A new effort led by the Massachusetts-based Institute for Healthcare Improvement will aim to decrease the overuse and misuse of antibiotics in hospitals, a growing problem across U.S. healthcare facilities.
Eight hospitals in eight states will pilot the program, which was designed in collaboration with the federal Centers for Disease Control and Prevention. The pilot program, announced on Nov. 15, focuses on a new jointly developed initiative, the CDC/IHI Driver Diagram and Change Package for Antibiotic Stewardship.
The testing sites include a range of different sized hospitals, including Community Hospital in Tallassee, Ala.; Centerpoint Medical Center in Independence, Mo.; Rogue Valley Medical Center in Medford, Ore.; St. Francis Medical Center in Peoria, Ill.; Seton Medical Center in Austin, Texas; Reading Hospital and Medical Center in West Reading, Pa.; Ronald Reagan UCLA Medical Center in Los Angeles; and WellStar Cobb Hospital in Austell, Ga.

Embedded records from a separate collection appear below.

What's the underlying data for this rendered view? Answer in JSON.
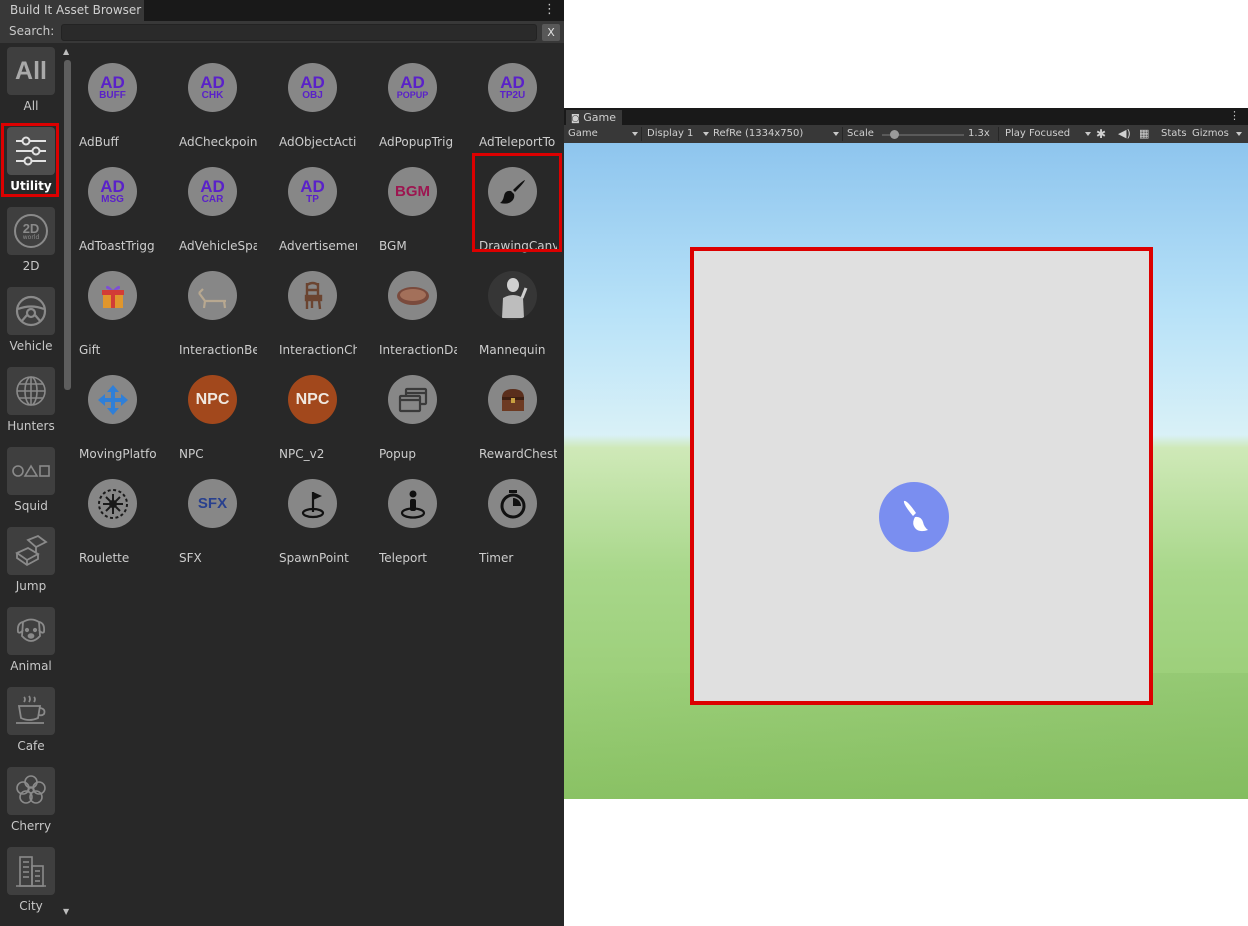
{
  "browser": {
    "title": "Build It Asset Browser",
    "menu_glyph": "⋮",
    "search": {
      "label": "Search:",
      "value": "",
      "placeholder": "",
      "clear_label": "X"
    },
    "categories": [
      {
        "label": "All",
        "icon": "all-text-icon",
        "icon_text": "All"
      },
      {
        "label": "Utility",
        "icon": "sliders-icon",
        "selected": true
      },
      {
        "label": "2D",
        "icon": "2d-world-icon",
        "icon_text": "2D",
        "icon_subtext": "world"
      },
      {
        "label": "Vehicle",
        "icon": "steering-wheel-icon"
      },
      {
        "label": "Hunters",
        "icon": "globe-grid-icon"
      },
      {
        "label": "Squid",
        "icon": "circle-triangle-square-icon"
      },
      {
        "label": "Jump",
        "icon": "jump-blocks-icon"
      },
      {
        "label": "Animal",
        "icon": "dog-icon"
      },
      {
        "label": "Cafe",
        "icon": "coffee-cup-icon"
      },
      {
        "label": "Cherry",
        "icon": "cherry-blossom-icon"
      },
      {
        "label": "City",
        "icon": "city-buildings-icon"
      }
    ],
    "assets": [
      {
        "label": "AdBuff",
        "icon_top": "AD",
        "icon_sub": "BUFF"
      },
      {
        "label": "AdCheckpoin",
        "icon_top": "AD",
        "icon_sub": "CHK"
      },
      {
        "label": "AdObjectActi",
        "icon_top": "AD",
        "icon_sub": "OBJ"
      },
      {
        "label": "AdPopupTrig",
        "icon_top": "AD",
        "icon_sub": "POPUP"
      },
      {
        "label": "AdTeleportTo",
        "icon_top": "AD",
        "icon_sub": "TP2U"
      },
      {
        "label": "AdToastTrigg",
        "icon_top": "AD",
        "icon_sub": "MSG"
      },
      {
        "label": "AdVehicleSpa",
        "icon_top": "AD",
        "icon_sub": "CAR"
      },
      {
        "label": "Advertisemen",
        "icon_top": "AD",
        "icon_sub": "TP"
      },
      {
        "label": "BGM",
        "icon_text": "BGM"
      },
      {
        "label": "DrawingCanv",
        "icon": "paint-brush-icon",
        "highlighted": true
      },
      {
        "label": "Gift",
        "icon": "gift-box-icon"
      },
      {
        "label": "InteractionBe",
        "icon": "lounge-chair-icon"
      },
      {
        "label": "InteractionCh",
        "icon": "wooden-chair-icon"
      },
      {
        "label": "InteractionDa",
        "icon": "dance-pad-icon"
      },
      {
        "label": "Mannequin",
        "icon": "mannequin-icon"
      },
      {
        "label": "MovingPlatfo",
        "icon": "move-arrows-icon"
      },
      {
        "label": "NPC",
        "icon_text": "NPC"
      },
      {
        "label": "NPC_v2",
        "icon_text": "NPC"
      },
      {
        "label": "Popup",
        "icon": "popup-windows-icon"
      },
      {
        "label": "RewardChest",
        "icon": "treasure-chest-icon"
      },
      {
        "label": "Roulette",
        "icon": "roulette-wheel-icon"
      },
      {
        "label": "SFX",
        "icon_text": "SFX"
      },
      {
        "label": "SpawnPoint",
        "icon": "flag-pin-icon"
      },
      {
        "label": "Teleport",
        "icon": "teleport-person-icon"
      },
      {
        "label": "Timer",
        "icon": "stopwatch-icon"
      }
    ]
  },
  "game": {
    "tab_label": "Game",
    "menu_glyph": "⋮",
    "toolbar": {
      "view_mode": "Game",
      "display": "Display 1",
      "resolution": "RefRe (1334x750)",
      "scale_label": "Scale",
      "scale_value": "1.3x",
      "play_mode": "Play Focused",
      "stats_label": "Stats",
      "gizmos_label": "Gizmos"
    },
    "canvas": {
      "icon": "paint-brush-icon"
    }
  },
  "colors": {
    "highlight_red": "#dc0000",
    "ad_purple": "#5a21c9",
    "npc_orange": "#a2481c",
    "brush_badge_blue": "#7a8ef0",
    "panel_bg": "#282828"
  }
}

According to IHI, one of the challenges to improving antibiotic use in hospitals is that there is a lack of blueprints or plans that have been implemented that instruct hospitals on how to cut down on the misuse of antibiotics.
But the IHI and CDC’s Driver Diagram and Change Package use an established method for improving care in hospitals. A driver diagram is a tool to help organize theories and ideas about the ways an organization can work to improve outcomes. On the other hand, a change package provides changes and ideas for improvement for each of the drivers associated with the overall aim or outcome.

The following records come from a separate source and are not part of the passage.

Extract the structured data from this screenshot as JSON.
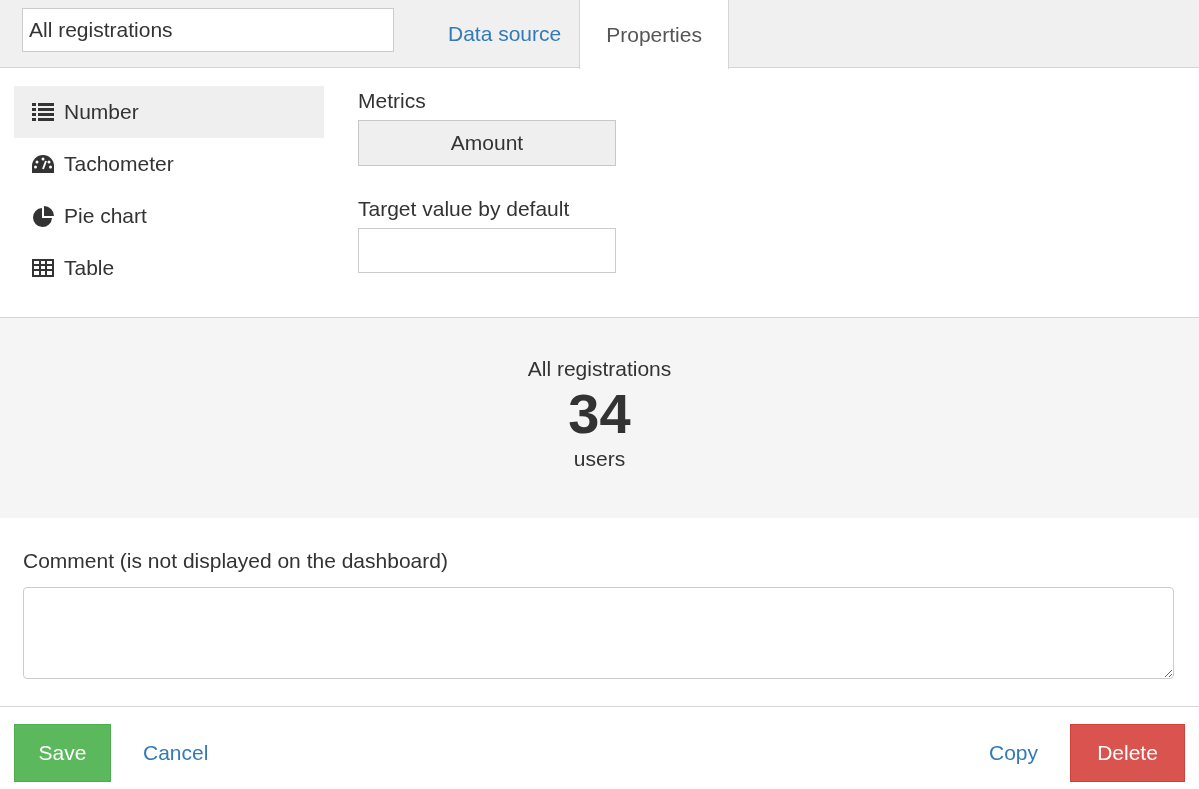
{
  "header": {
    "name_value": "All registrations",
    "tabs": [
      {
        "label": "Data source",
        "selected": false
      },
      {
        "label": "Properties",
        "selected": true
      }
    ]
  },
  "view_types": [
    {
      "kind": "number",
      "label": "Number",
      "selected": true
    },
    {
      "kind": "tachometer",
      "label": "Tachometer",
      "selected": false
    },
    {
      "kind": "pie",
      "label": "Pie chart",
      "selected": false
    },
    {
      "kind": "table",
      "label": "Table",
      "selected": false
    }
  ],
  "metrics": {
    "label": "Metrics",
    "button": "Amount"
  },
  "target": {
    "label": "Target value by default"
  },
  "preview": {
    "title": "All registrations",
    "value": "34",
    "unit": "users"
  },
  "comment": {
    "label": "Comment (is not displayed on the dashboard)"
  },
  "footer": {
    "save": "Save",
    "cancel": "Cancel",
    "copy": "Copy",
    "delete": "Delete"
  }
}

Jointly developed by CDC and IHI with guidance and input from a variety of experts, the Driver Diagram and Change Package lays out a number of practical steps that hospitals can follow to help reduce the rate of overuse and misuse of antibiotics. Ultimately, the diagram and package will seek to carry out any proposed changes needed to improve the use of antibiotics in the healthcare system, especially at the front line.
While antibiotics are often the most powerful medical tool in combating life-threatening bacterial diseases, their effectiveness is compromised when they are used inappropriately. Overuse and misuse contribute both to antibiotic resistance, a growing problem in the United States and elsewhere, and to a decrease in the supply of these vital resources. An estimated 50 percent or more of antibiotic use in U.S. hospitals is inappropriate.
Dr. Edward Septimus, medical director of infection prevention and epidemiology for the Hospital Corporation of America, will serve as the faculty lead for the testing project.
“We know improvements in antibiotic use can be made, and this project will help us better understand how to make them in a variety of different hospital settings,” Septimus said in an IHI press release.
Dr. Scott Flanders, professor of medicine at the University of Michigan and past president of the Society of Hospital Medicine, the largest organization representing hospitalists, will also serve as a faculty member to oversee the pilot program.
“Increasingly, hospitalists are on the front line of care in U.S. hospitals,” Flanders said. “They are well-positioned to contribute to this pilot project and have a longstanding commitment to improving health care quality.”
The Institute for Healthcare Improvement, based in Cambridge, Mass., is an independent nonprofit organization that works with healthcare providers and other health organizations leaders to improve the safety and effectiveness of healthcare.
Arjun Srinivasan, medical director of the CDC’s Get Smart for Healthcare program, which aims to improve antibiotic use in hospitals, said in a statement that the goal of pilot program is to help develop a practical action plan that all hospitals eventually will be able to use and implement to improve antibiotic use.